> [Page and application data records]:
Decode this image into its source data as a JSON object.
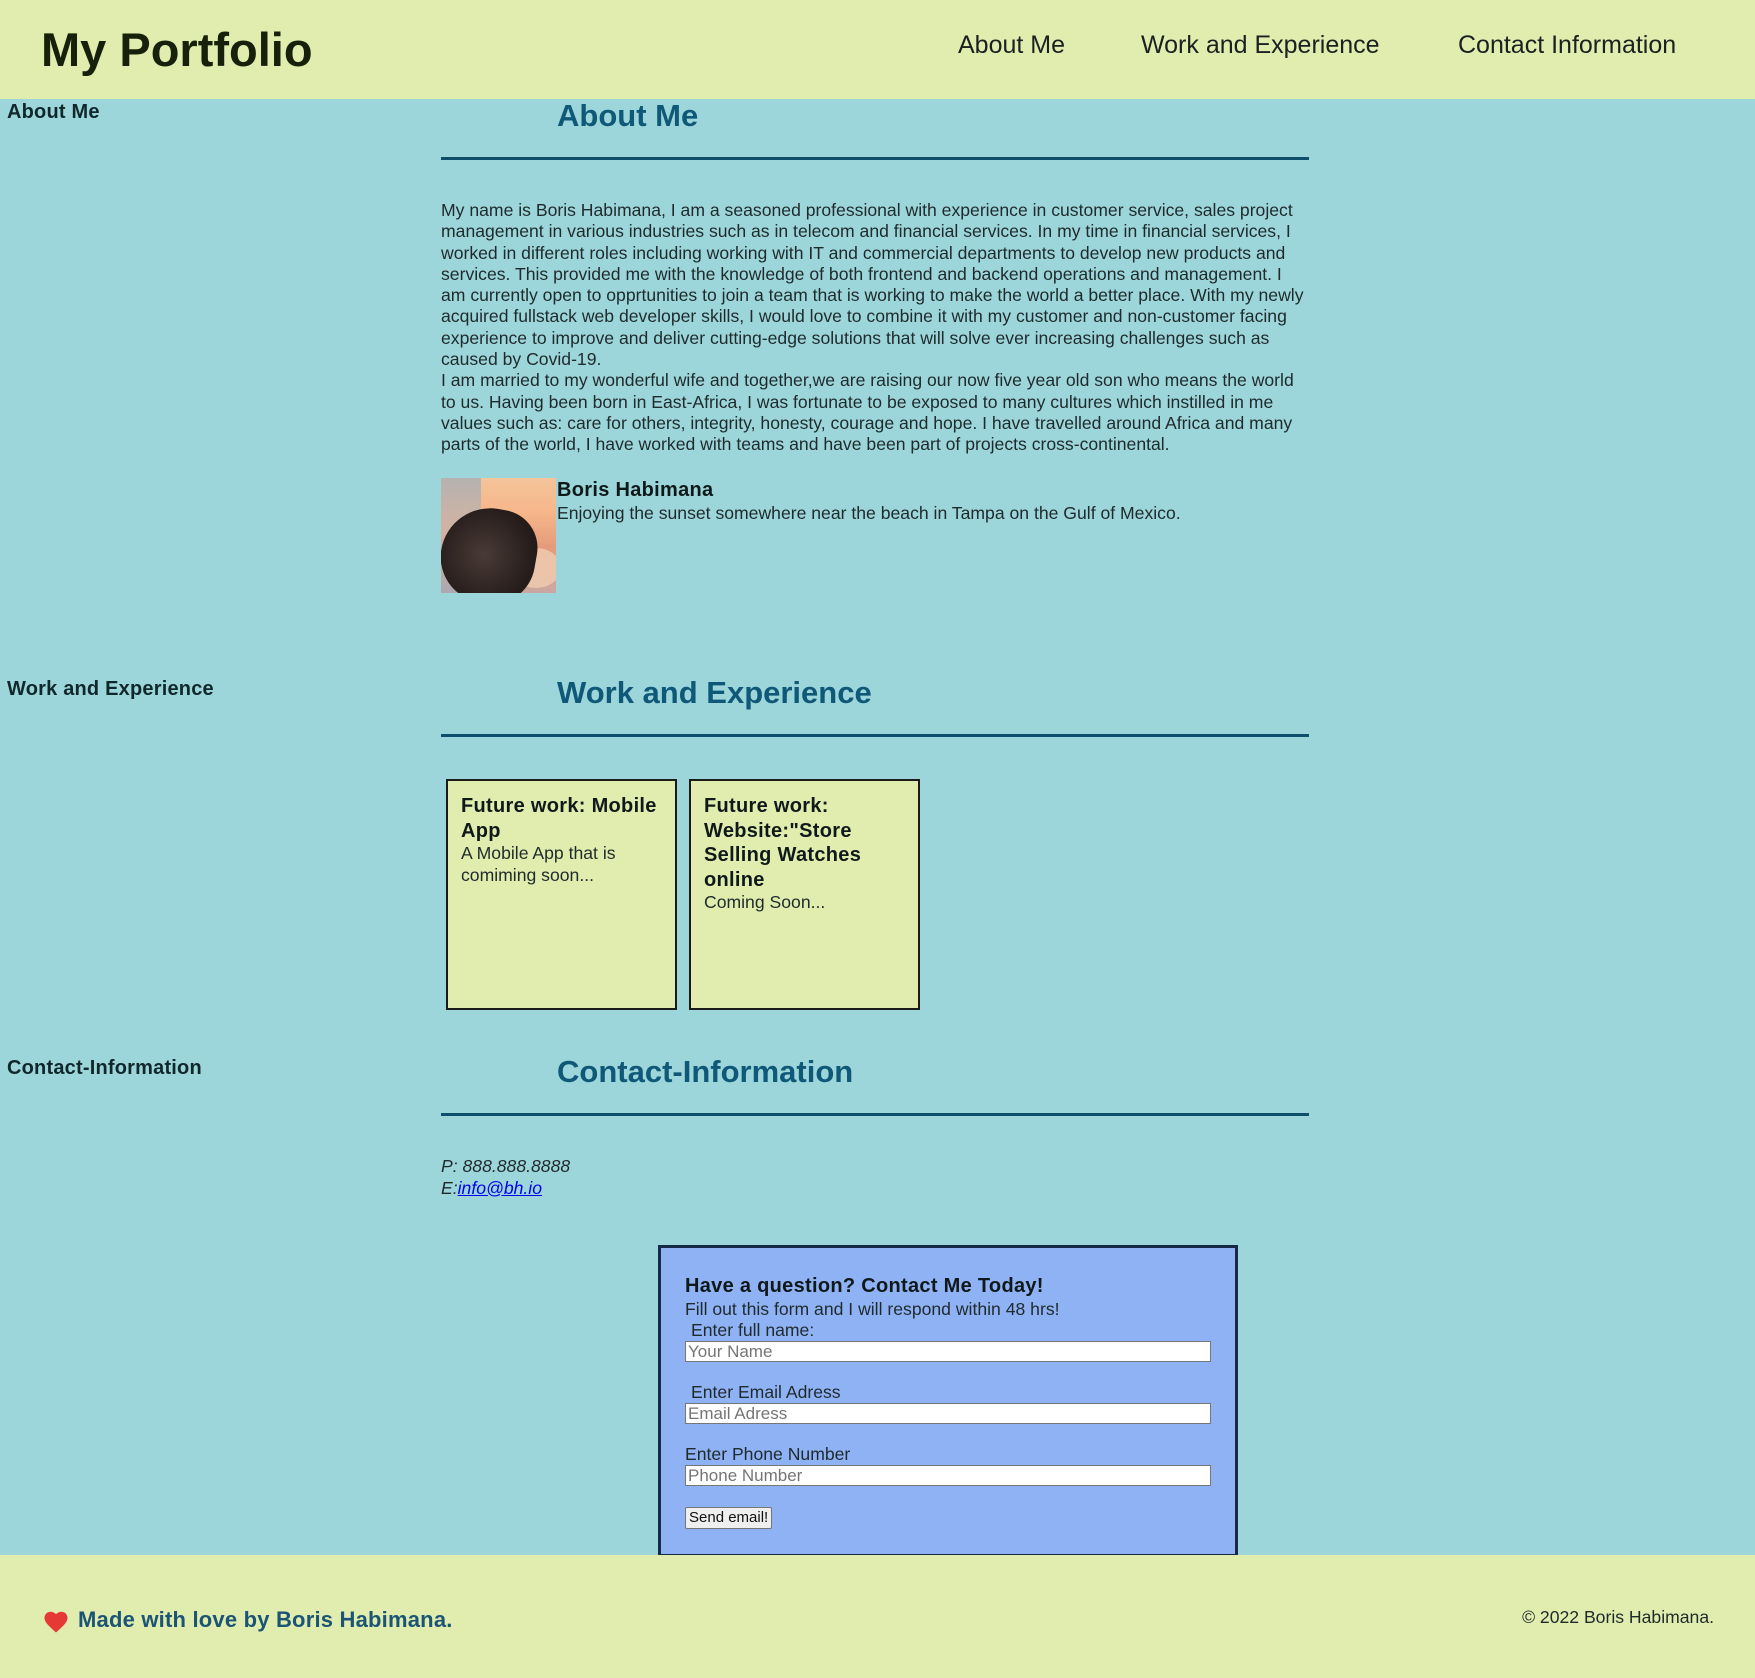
{
  "header": {
    "brand": "My Portfolio",
    "nav": {
      "about": "About Me",
      "work": "Work and Experience",
      "contact": "Contact Information"
    }
  },
  "about": {
    "side_label": "About Me",
    "heading": "About Me",
    "paragraph_1": "My name is Boris Habimana, I am a seasoned professional with experience in customer service, sales project management in various industries such as in telecom and financial services. In my time in financial services, I worked in different roles including working with IT and commercial departments to develop new products and services. This provided me with the knowledge of both frontend and backend operations and management. I am currently open to opprtunities to join a team that is working to make the world a better place. With my newly acquired fullstack web developer skills, I would love to combine it with my customer and non-customer facing experience to improve and deliver cutting-edge solutions that will solve ever increasing challenges such as caused by Covid-19.",
    "paragraph_2": "I am married to my wonderful wife and together,we are raising our now five year old son who means the world to us. Having been born in East-Africa, I was fortunate to be exposed to many cultures which instilled in me values such as: care for others, integrity, honesty, courage and hope. I have travelled around Africa and many parts of the world, I have worked with teams and have been part of projects cross-continental.",
    "caption_name": "Boris Habimana",
    "caption_text": "Enjoying the sunset somewhere near the beach in Tampa on the Gulf of Mexico."
  },
  "work": {
    "side_label": "Work and Experience",
    "heading": "Work and Experience",
    "cards": [
      {
        "title": "Future work: Mobile App",
        "description": "A Mobile App that is comiming soon..."
      },
      {
        "title": "Future work: Website:\"Store Selling Watches online",
        "description": "Coming Soon..."
      }
    ]
  },
  "contact": {
    "side_label": "Contact-Information",
    "heading": "Contact-Information",
    "phone_line": "P: 888.888.8888",
    "email_prefix": "E:",
    "email": "info@bh.io",
    "form": {
      "title": "Have a question? Contact Me Today!",
      "subtitle": "Fill out this form and I will respond within 48 hrs!",
      "name_label": "Enter full name:",
      "name_placeholder": "Your Name",
      "email_label": "Enter Email Adress",
      "email_placeholder": "Email Adress",
      "phone_label": "Enter Phone Number",
      "phone_placeholder": "Phone Number",
      "submit_label": "Send email!"
    }
  },
  "footer": {
    "love_text": "Made with love by Boris Habimana.",
    "copyright": "© 2022 Boris Habimana."
  },
  "colors": {
    "page_background": "#9cd6da",
    "header_footer_background": "#e0edae",
    "heading": "#0f5878",
    "form_background": "#8fb2f5",
    "heart": "#e53935",
    "link": "#0000ee"
  },
  "icons": {
    "footer_heart": "heart-icon"
  }
}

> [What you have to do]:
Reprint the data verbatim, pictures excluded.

> [Written reply]:
Decode this image into its source data as a JSON object.
{
  "header": {
    "brand": "My Portfolio",
    "nav": {
      "about": "About Me",
      "work": "Work and Experience",
      "contact": "Contact Information"
    }
  },
  "about": {
    "side_label": "About Me",
    "heading": "About Me",
    "paragraph_1": "My name is Boris Habimana, I am a seasoned professional with experience in customer service, sales project management in various industries such as in telecom and financial services. In my time in financial services, I worked in different roles including working with IT and commercial departments to develop new products and services. This provided me with the knowledge of both frontend and backend operations and management. I am currently open to opprtunities to join a team that is working to make the world a better place. With my newly acquired fullstack web developer skills, I would love to combine it with my customer and non-customer facing experience to improve and deliver cutting-edge solutions that will solve ever increasing challenges such as caused by Covid-19.",
    "paragraph_2": "I am married to my wonderful wife and together,we are raising our now five year old son who means the world to us. Having been born in East-Africa, I was fortunate to be exposed to many cultures which instilled in me values such as: care for others, integrity, honesty, courage and hope. I have travelled around Africa and many parts of the world, I have worked with teams and have been part of projects cross-continental.",
    "caption_name": "Boris Habimana",
    "caption_text": "Enjoying the sunset somewhere near the beach in Tampa on the Gulf of Mexico."
  },
  "work": {
    "side_label": "Work and Experience",
    "heading": "Work and Experience",
    "cards": [
      {
        "title": "Future work: Mobile App",
        "description": "A Mobile App that is comiming soon..."
      },
      {
        "title": "Future work: Website:\"Store Selling Watches online",
        "description": "Coming Soon..."
      }
    ]
  },
  "contact": {
    "side_label": "Contact-Information",
    "heading": "Contact-Information",
    "phone_line": "P: 888.888.8888",
    "email_prefix": "E:",
    "email": "info@bh.io",
    "form": {
      "title": "Have a question? Contact Me Today!",
      "subtitle": "Fill out this form and I will respond within 48 hrs!",
      "name_label": "Enter full name:",
      "name_placeholder": "Your Name",
      "email_label": "Enter Email Adress",
      "email_placeholder": "Email Adress",
      "phone_label": "Enter Phone Number",
      "phone_placeholder": "Phone Number",
      "submit_label": "Send email!"
    }
  },
  "footer": {
    "love_text": "Made with love by Boris Habimana.",
    "copyright": "© 2022 Boris Habimana."
  },
  "colors": {
    "page_background": "#9cd6da",
    "header_footer_background": "#e0edae",
    "heading": "#0f5878",
    "form_background": "#8fb2f5",
    "heart": "#e53935",
    "link": "#0000ee"
  },
  "icons": {
    "footer_heart": "heart-icon"
  }
}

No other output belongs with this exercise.